Causa autem habitualis est duplex: una quantum ad effectum, et hoc est quod dicit quae enim participatio iustitiae, etc.; quasi dicat: non debetis iugum ducere cum infidelibus, quia alius habitus est in vobis, alius in illis. In vobis quidem est habitus iustitiae, in illis vero est habitus iniquitatis. Maxima autem iustitia est reddere Deo quod suum est, et hoc est colere ipsum. Unde cum vos colatis Deum, est in vobis habitus iustitiae; summa autem iniquitas est auferre Deo quod suum est, et dare diabolo. Is. I, 13: iniqui sunt coetus vestri. Ier. XXIII, 28: quid paleis ad triticum?
The habitual cause is also twofold: one as to effect, and this is what he says: for what partnership does justice have with injustice? As if to say: you should not bear the yoke with unbelievers, because there is one habit in you and another in them. In you it is the habit of justice; in them it is the habit of iniquity. But the higher justice is to render to God what is his, and this is to worship him. Hence, since you worship God, the habit of justice is in you. But the greatest iniquity is to take from God what is his and give it to the devil. I cannot endure iniquity and solemn assembly (Isa 1:13); what has straw in common with wheat (Jer 23:28).
Alia causa habitualis est quantum ad intellectum, et haec distinctio est, quia fideles sunt illuminati lumine fidei sed infideles sunt in tenebris errorum. Et quantum ad hoc dicit aut quae societas lucis ad tenebras? Quasi dicat: non est conveniens quod eis communicetis, quia non est aliqua societas conveniens, quia vos estis lux per scientiam fidei. Eph. V, 8: eratis aliquando tenebrae, nunc autem lux in Domino, et cetera. Illi vero tenebrae sunt per ignorantiam. Prov. IV, 19: via impiorum tenebrosa, et cetera. Unde Dominus a principio divisit lucem a tenebris, ut dicitur Gen. c. I, 18.
The other habitual cause is in regard to the intellect; and this distinction is that the faithful are enlightened with the light of faith, but unbelievers are in the darkness of errors.

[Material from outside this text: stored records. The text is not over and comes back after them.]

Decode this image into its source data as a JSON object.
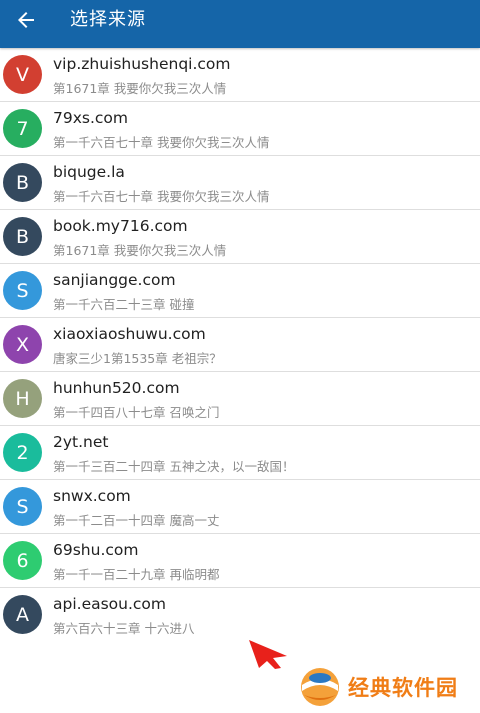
{
  "header": {
    "title": "选择来源",
    "back_icon": "arrow-left-icon",
    "background": "#1565a8"
  },
  "sources": [
    {
      "initial": "V",
      "title": "vip.zhuishushenqi.com",
      "subtitle": "第1671章 我要你欠我三次人情",
      "color": "#d23f31"
    },
    {
      "initial": "7",
      "title": "79xs.com",
      "subtitle": "第一千六百七十章 我要你欠我三次人情",
      "color": "#27ae60"
    },
    {
      "initial": "B",
      "title": "biquge.la",
      "subtitle": "第一千六百七十章 我要你欠我三次人情",
      "color": "#34495e"
    },
    {
      "initial": "B",
      "title": "book.my716.com",
      "subtitle": "第1671章 我要你欠我三次人情",
      "color": "#34495e"
    },
    {
      "initial": "S",
      "title": "sanjiangge.com",
      "subtitle": "第一千六百二十三章 碰撞",
      "color": "#3498db"
    },
    {
      "initial": "X",
      "title": "xiaoxiaoshuwu.com",
      "subtitle": "唐家三少1第1535章 老祖宗？",
      "color": "#8e44ad"
    },
    {
      "initial": "H",
      "title": "hunhun520.com",
      "subtitle": "第一千四百八十七章 召唤之门",
      "color": "#95a17c"
    },
    {
      "initial": "2",
      "title": "2yt.net",
      "subtitle": "第一千三百二十四章 五神之决，以一敌国！",
      "color": "#1abc9c"
    },
    {
      "initial": "S",
      "title": "snwx.com",
      "subtitle": "第一千二百一十四章 魔高一丈",
      "color": "#3498db"
    },
    {
      "initial": "6",
      "title": "69shu.com",
      "subtitle": "第一千一百二十九章 再临明都",
      "color": "#2ecc71"
    },
    {
      "initial": "A",
      "title": "api.easou.com",
      "subtitle": "第六百六十三章 十六进八",
      "color": "#34495e"
    }
  ],
  "watermark": {
    "text": "经典软件园",
    "icon": "globe-logo-icon",
    "color": "#f07d16"
  },
  "pointer": {
    "icon": "red-pointer-arrow-icon",
    "color": "#e8211b"
  }
}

As to this he says, or what fellowship does light have with darkness? As if to say: it is not right for you to communicate with them, because it is not a suitable fellowship, because you are light through knowledge of the faith: for once you were darkness, but now you are light in the Lord (Eph 5:8), but they are darkness through ignorance: the way of the wicked is like deep darkness (Prov 4:19). Hence, from the beginning the Lord separated the light from the darkness (Gen 1:18).
236. Quantum vero ad causam efficientem dicit quae autem conventio Christi ad Belial? Quasi dicat: vos estis servi Christi, et membra eius, I Cor. XII, 27: vos estis corpus Christi, illi autem sunt membra Diaboli. Et dicitur diabolus Belial, absque iugo, quia noluit subiici iugo Dei. Ier. II, 20: a saeculo fregisti, et cetera.
236. As to the efficient cause he says, what concord does Christ have with Belial? As if to say: you are the servants of Christ and his members: now you are the body of Christ and individually members of it (1 Cor 12:27), but they are members of the devil. The devil is called Belial, ‘without a yoke,’ because he refused to submit to God’s yoke: for long ago you broke your yoke and burst your bonds (Jer 2:20).